Microsoft Dublin data centre case to be heard in US supreme court

17 Oct 2017

Image: FlySnowFly/Shutterstock

Dublin data centre at the centre of a battle for privacy in the digital age.

It has been confirmed that the US supreme court will now get involved in a case concerning Microsoft servers at its Dublin data centre.

The case centres around emails stored on servers in Dublin that are of interest to a drugs case being pursued by the FBI.

‘The current laws were written for the era of the floppy disk, not the world of the cloud’

The US Department of Justice (DoJ) was successful in its petition for the case to be heard in the US supreme court in June.

The petition was made over a decision by the appeals court to uphold a verdict barring the US government from forcing Microsoft to hand over emails stored at its Dublin data centre.

In January of this year, the court upheld its earlier decision, which was seen as a victory for Microsoft and privacy advocates.

In its petition, the DoJ said it was irrelevant where the data was stored if it could still be accessed domestically at the click of a mouse.

Are US data laws relevant for the digital age?

Microsoft argues that the US government’s stance would cause privacy difficulties for individual users online and create conflicts with the laws of other countries in Europe.

Microsoft president and chief legal officer Brad Smith said that if the US government and the FBI have their way in accessing email stored outside the US, it would put the emails of everybody in the world at risk.

“If the US government can unilaterally use a warrant to seize emails outside the United States, what’s to stop other governments from acting unilaterally to seize emails stored inside the United States?

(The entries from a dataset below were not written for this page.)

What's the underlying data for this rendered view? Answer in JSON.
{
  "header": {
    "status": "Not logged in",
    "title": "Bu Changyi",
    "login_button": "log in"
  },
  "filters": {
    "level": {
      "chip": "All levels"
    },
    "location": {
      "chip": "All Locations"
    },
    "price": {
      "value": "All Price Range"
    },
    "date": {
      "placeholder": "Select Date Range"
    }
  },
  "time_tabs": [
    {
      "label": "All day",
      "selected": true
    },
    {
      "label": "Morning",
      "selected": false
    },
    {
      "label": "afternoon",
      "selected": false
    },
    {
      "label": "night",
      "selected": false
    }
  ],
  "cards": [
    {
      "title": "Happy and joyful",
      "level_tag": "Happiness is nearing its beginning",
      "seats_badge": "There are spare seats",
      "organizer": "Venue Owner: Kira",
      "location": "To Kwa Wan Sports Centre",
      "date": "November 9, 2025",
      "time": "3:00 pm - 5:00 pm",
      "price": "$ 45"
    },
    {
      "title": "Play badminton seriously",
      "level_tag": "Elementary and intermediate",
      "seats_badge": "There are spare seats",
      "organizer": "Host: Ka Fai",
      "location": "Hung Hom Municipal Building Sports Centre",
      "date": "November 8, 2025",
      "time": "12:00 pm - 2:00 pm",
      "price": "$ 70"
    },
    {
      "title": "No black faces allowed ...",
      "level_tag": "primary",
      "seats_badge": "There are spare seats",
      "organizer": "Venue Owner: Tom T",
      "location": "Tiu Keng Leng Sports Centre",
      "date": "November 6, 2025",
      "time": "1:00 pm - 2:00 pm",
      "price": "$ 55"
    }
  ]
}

At a time when countries are rightly worried about foreign government hacking, the DoJ’s interpretation would open the door to accomplishing the same thing.

“The current laws were written for the era of the floppy disk, not the world of the cloud.

“We believe that rather than arguing over an old law in court, it is time for Congress to act by passing new legislation, such as the International Communications Privacy Act [ICPA] of 2017.”

Smith said the ICPA would provide sensible ways for cross-border data access, including a robust legal protection of Americans’ email and notification for foreign countries when required under international law.

“Without these important clarifications, technology companies, law enforcement and the courts will continue to interpret and apply a law to technologies and circumstances far beyond what congressional leaders envisioned in 1986.”

For more than three years, Microsoft has been battling a user information request from the FBI because it believes it violates users’ rights to privacy under the US constitution.

More than 28 tech and media companies (including players such as Apple, Cisco, Salesforce, HP, eBay and Rackspace), 35 computer scientists and 23 trade associations got behind Microsoft.

In December 2014, the Irish Government waded into the battle to issue an amicus curiae brief in the US to defend the privacy of Irish and European citizens.

John Kennedy is a journalist who served as editor of Silicon Republic for 17 years